Design changes major factor behind UAE construction disputes
Constant design changes have made the UAE a "rich mine" for construction disputes, an expert panel comprising Laing O'Rourke's Mark Andrews explained
There would be fewer contract disputes in UAE construction projects if major design changes were avoided, a panel of industry experts agreed, adding that these factors have made the UAE "a rich mine for construction disputes".
Mark Andrews, managing director of Laing O'Rourke Middle East, told Construction Week: Leaders in Construction UAE Summit 2018 that design changes were a major issue in the industry.
Andrews said that understanding the causes of disputes was a complex process, with "many answers" to the question. He added: "However, probably 90% of [disputes] come from changes [...] around engineering and design."
The "vast majority" of building models here follow a "construct-only" system, he explained, which compounds the problem.
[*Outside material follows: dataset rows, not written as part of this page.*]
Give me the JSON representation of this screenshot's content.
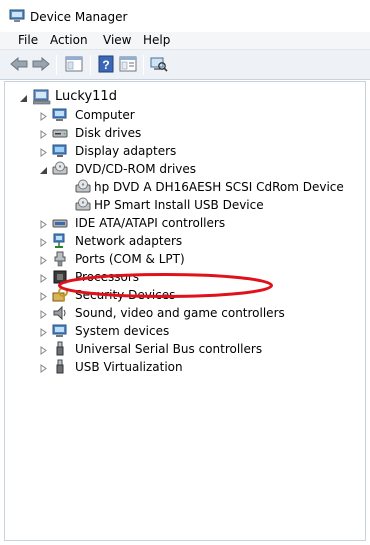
{
  "window": {
    "title": "Device Manager"
  },
  "menu": {
    "file": "File",
    "action": "Action",
    "view": "View",
    "help": "Help"
  },
  "toolbar": {
    "icons": [
      "back-arrow-icon",
      "forward-arrow-icon",
      "show-hide-tree-icon",
      "help-icon",
      "properties-icon",
      "scan-hardware-icon"
    ]
  },
  "tree": {
    "root": "Lucky11d",
    "items": [
      {
        "label": "Computer",
        "icon": "computer-icon"
      },
      {
        "label": "Disk drives",
        "icon": "disk-drive-icon"
      },
      {
        "label": "Display adapters",
        "icon": "display-adapter-icon"
      },
      {
        "label": "DVD/CD-ROM drives",
        "icon": "dvd-drive-icon",
        "children": [
          {
            "label": "hp DVD A  DH16AESH SCSI CdRom Device",
            "icon": "dvd-drive-icon"
          },
          {
            "label": "HP Smart Install USB Device",
            "icon": "dvd-drive-icon",
            "highlighted": true
          }
        ]
      },
      {
        "label": "IDE ATA/ATAPI controllers",
        "icon": "ide-controller-icon"
      },
      {
        "label": "Network adapters",
        "icon": "network-adapter-icon"
      },
      {
        "label": "Ports (COM & LPT)",
        "icon": "port-icon"
      },
      {
        "label": "Processors",
        "icon": "processor-icon"
      },
      {
        "label": "Security Devices",
        "icon": "security-device-icon"
      },
      {
        "label": "Sound, video and game controllers",
        "icon": "sound-icon"
      },
      {
        "label": "System devices",
        "icon": "system-device-icon"
      },
      {
        "label": "Universal Serial Bus controllers",
        "icon": "usb-icon"
      },
      {
        "label": "USB Virtualization",
        "icon": "usb-icon"
      }
    ]
  },
  "colors": {
    "highlight_ring": "#e0111a",
    "toolbar_bg": "#eef2f6",
    "menubar_bg": "#f5f6f7"
  }
}
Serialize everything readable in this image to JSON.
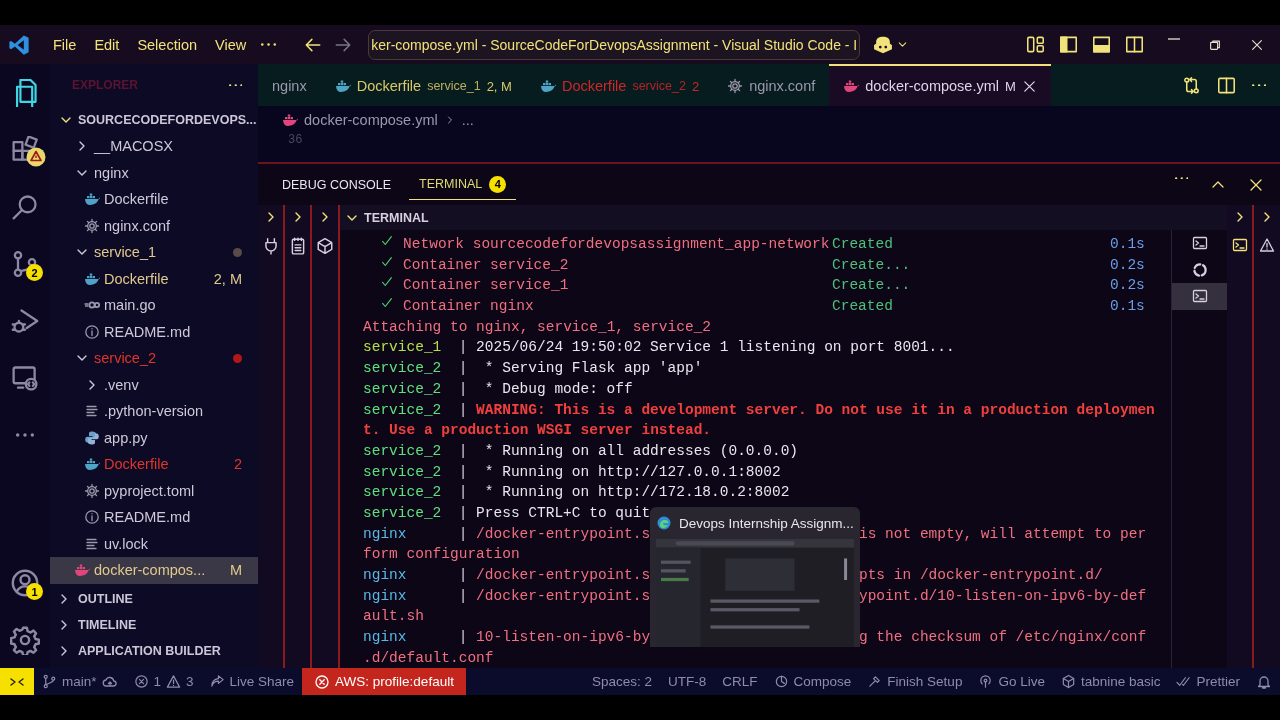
{
  "title_bar": {
    "menu": [
      "File",
      "Edit",
      "Selection",
      "View"
    ],
    "title": "ker-compose.yml - SourceCodeForDevopsAssignment - Visual Studio Code - I"
  },
  "activity_bar": {
    "items": [
      {
        "kind": "explorer",
        "selected": true
      },
      {
        "kind": "extensions",
        "selected": false,
        "warning": true
      },
      {
        "kind": "search",
        "selected": false
      },
      {
        "kind": "source_control",
        "selected": false,
        "badge": "2"
      },
      {
        "kind": "run_debug",
        "selected": false
      },
      {
        "kind": "remote",
        "selected": false
      },
      {
        "kind": "more",
        "selected": false
      }
    ],
    "bottom": [
      {
        "kind": "accounts",
        "badge": "1"
      },
      {
        "kind": "settings"
      }
    ]
  },
  "sidebar": {
    "title": "EXPLORER",
    "root": {
      "label": "SOURCECODEFORDEVOPS...",
      "expanded": true,
      "children": [
        {
          "label": "__MACOSX",
          "kind": "folder",
          "expanded": false,
          "selected": false,
          "modified": false,
          "errors": false
        },
        {
          "label": "nginx",
          "kind": "folder",
          "expanded": true,
          "selected": false,
          "modified": false,
          "errors": false,
          "children": [
            {
              "label": "Dockerfile",
              "kind": "docker",
              "selected": false,
              "modified": false,
              "errors": false
            },
            {
              "label": "nginx.conf",
              "kind": "config",
              "selected": false,
              "modified": false,
              "errors": false
            }
          ]
        },
        {
          "label": "service_1",
          "kind": "folder",
          "expanded": true,
          "selected": false,
          "modified": true,
          "errors": false,
          "dot": true,
          "children": [
            {
              "label": "Dockerfile",
              "kind": "docker",
              "selected": false,
              "modified": true,
              "errors": false,
              "badge": "2, M"
            },
            {
              "label": "main.go",
              "kind": "go",
              "selected": false,
              "modified": false,
              "errors": false
            },
            {
              "label": "README.md",
              "kind": "readme",
              "selected": false,
              "modified": false,
              "errors": false
            }
          ]
        },
        {
          "label": "service_2",
          "kind": "folder",
          "expanded": true,
          "selected": false,
          "modified": false,
          "errors": true,
          "dot": true,
          "children": [
            {
              "label": ".venv",
              "kind": "folder",
              "expanded": false,
              "selected": false,
              "modified": false,
              "errors": false
            },
            {
              "label": ".python-version",
              "kind": "text",
              "selected": false,
              "modified": false,
              "errors": false
            },
            {
              "label": "app.py",
              "kind": "python",
              "selected": false,
              "modified": false,
              "errors": false
            },
            {
              "label": "Dockerfile",
              "kind": "docker",
              "selected": false,
              "modified": false,
              "errors": true,
              "badge": "2"
            },
            {
              "label": "pyproject.toml",
              "kind": "config",
              "selected": false,
              "modified": false,
              "errors": false
            },
            {
              "label": "README.md",
              "kind": "readme",
              "selected": false,
              "modified": false,
              "errors": false
            },
            {
              "label": "uv.lock",
              "kind": "text",
              "selected": false,
              "modified": false,
              "errors": false
            }
          ]
        },
        {
          "label": "docker-compos...",
          "kind": "compose",
          "selected": true,
          "modified": true,
          "errors": false,
          "badge": "M"
        }
      ]
    },
    "sections": [
      {
        "label": "OUTLINE",
        "expanded": false
      },
      {
        "label": "TIMELINE",
        "expanded": false
      },
      {
        "label": "APPLICATION BUILDER",
        "expanded": false
      }
    ]
  },
  "editor": {
    "tabs": [
      {
        "label": "nginx",
        "kind": "plain",
        "selected": false,
        "modified": false,
        "errors": false
      },
      {
        "label": "Dockerfile",
        "description": "service_1",
        "badge": "2, M",
        "kind": "docker",
        "selected": false,
        "modified": true,
        "errors": false
      },
      {
        "label": "Dockerfile",
        "description": "service_2",
        "badge": "2",
        "kind": "docker",
        "selected": false,
        "modified": false,
        "errors": true
      },
      {
        "label": "nginx.conf",
        "kind": "config",
        "selected": false,
        "modified": false,
        "errors": false
      },
      {
        "label": "docker-compose.yml",
        "badge": "M",
        "kind": "compose",
        "selected": true,
        "modified": false,
        "errors": false
      }
    ],
    "breadcrumb": [
      "docker-compose.yml",
      "..."
    ],
    "line_number": "36"
  },
  "panel": {
    "tabs": [
      {
        "label": "DEBUG CONSOLE",
        "selected": false
      },
      {
        "label": "TERMINAL",
        "selected": true,
        "badge": "4"
      }
    ],
    "terminal_title": "TERMINAL",
    "terminal_tabs": [
      {
        "kind": "shell",
        "selected": false
      },
      {
        "kind": "ring",
        "selected": false
      },
      {
        "kind": "shell",
        "selected": true
      }
    ],
    "lines": [
      {
        "kind": "task",
        "text": "Network sourcecodefordevopsassignment_app-network",
        "status": "Created",
        "time": "0.1s"
      },
      {
        "kind": "task",
        "text": "Container service_2",
        "status": "Create...",
        "time": "0.2s"
      },
      {
        "kind": "task",
        "text": "Container service_1",
        "status": "Create...",
        "time": "0.2s"
      },
      {
        "kind": "task",
        "text": "Container nginx",
        "status": "Created",
        "time": "0.1s"
      },
      {
        "kind": "notice",
        "text": "Attaching to nginx, service_1, service_2"
      },
      {
        "kind": "log",
        "source": "service_1",
        "color": "#b5e04c",
        "separator": "|",
        "text": "2025/06/24 19:50:02 Service 1 listening on port 8001..."
      },
      {
        "kind": "log",
        "source": "service_2",
        "color": "#5fe07e",
        "separator": "|",
        "text": " * Serving Flask app 'app'"
      },
      {
        "kind": "log",
        "source": "service_2",
        "color": "#5fe07e",
        "separator": "|",
        "text": " * Debug mode: off"
      },
      {
        "kind": "log_warning",
        "source": "service_2",
        "color": "#5fe07e",
        "separator": "|",
        "text": "WARNING: This is a development server. Do not use it in a production deploymen"
      },
      {
        "kind": "wrap_warning",
        "text": "t. Use a production WSGI server instead."
      },
      {
        "kind": "log",
        "source": "service_2",
        "color": "#5fe07e",
        "separator": "|",
        "text": " * Running on all addresses (0.0.0.0)"
      },
      {
        "kind": "log",
        "source": "service_2",
        "color": "#5fe07e",
        "separator": "|",
        "text": " * Running on http://127.0.0.1:8002"
      },
      {
        "kind": "log",
        "source": "service_2",
        "color": "#5fe07e",
        "separator": "|",
        "text": " * Running on http://172.18.0.2:8002"
      },
      {
        "kind": "log",
        "source": "service_2",
        "color": "#5fe07e",
        "separator": "|",
        "text": "Press CTRL+C to quit"
      },
      {
        "kind": "log_stderr",
        "source": "nginx",
        "color": "#5ab8e6",
        "separator": "|",
        "text": "/docker-entrypoint.s",
        "tail": "is not empty, will attempt to per"
      },
      {
        "kind": "wrap_stderr",
        "text": "form configuration"
      },
      {
        "kind": "log_stderr",
        "source": "nginx",
        "color": "#5ab8e6",
        "separator": "|",
        "text": "/docker-entrypoint.s",
        "tail": "pts in /docker-entrypoint.d/"
      },
      {
        "kind": "log_stderr",
        "source": "nginx",
        "color": "#5ab8e6",
        "separator": "|",
        "text": "/docker-entrypoint.s",
        "tail": "ypoint.d/10-listen-on-ipv6-by-def"
      },
      {
        "kind": "wrap_stderr",
        "text": "ault.sh"
      },
      {
        "kind": "log_stderr",
        "source": "nginx",
        "color": "#5ab8e6",
        "separator": "|",
        "text": "10-listen-on-ipv6-by",
        "tail": "g the checksum of /etc/nginx/conf"
      },
      {
        "kind": "wrap_stderr",
        "text": ".d/default.conf"
      }
    ],
    "popup": {
      "title": "Devops Internship Assignm..."
    }
  },
  "status_bar": {
    "left": [
      {
        "kind": "remote"
      },
      {
        "kind": "branch",
        "text": "main*"
      },
      {
        "kind": "problems",
        "errors": "1",
        "warnings": "3"
      },
      {
        "kind": "live_share",
        "text": "Live Share"
      },
      {
        "kind": "aws",
        "text": "AWS: profile:default"
      }
    ],
    "right": [
      {
        "kind": "text",
        "text": "Spaces: 2"
      },
      {
        "kind": "text",
        "text": "UTF-8"
      },
      {
        "kind": "text",
        "text": "CRLF"
      },
      {
        "kind": "compose",
        "text": "Compose"
      },
      {
        "kind": "setup",
        "text": "Finish Setup"
      },
      {
        "kind": "go_live",
        "text": "Go Live"
      },
      {
        "kind": "tabnine",
        "text": "tabnine basic"
      },
      {
        "kind": "prettier",
        "text": "Prettier"
      },
      {
        "kind": "bell"
      }
    ]
  }
}
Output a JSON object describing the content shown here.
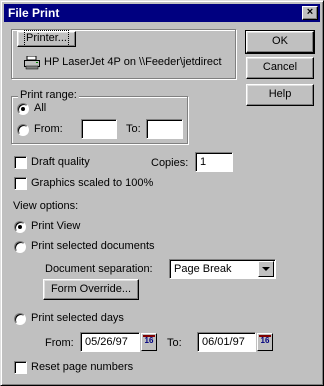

"For me as a contractor, construct-only means [you] give me a set of [issued for construction] drawings that are fully coordinated, and we will build it for a fixed price," he continued.
"In this market that rarely happens. [Instead,] engineering is pushed out to contractors for tender too soon. When the contractor gets to site, the engineering work is still going on."
Andrews said he'd seen instances of jobs where project changes numbered "thousands or tens of thousands". While getting paid for these variations was "possible", the volume of changes required "a whole army of people", such as engineers, procurement managers, and planners to manage the process.
"Very often, because it’s all coming in late, you need to get additional men, and this may get to the point where you need to change your shift pattern and take on night shifts, which requires extra supervision," he explained.
"Generally, most of the harder disputes are not just about the physical scope."
Andrew Greaves, regional head of construction at Addleshaw Goddard law firm agreed that "a rush to commence projects is an issue", warning that the widespread practice of rushing through designs too quickly could "create a recipe for disaster".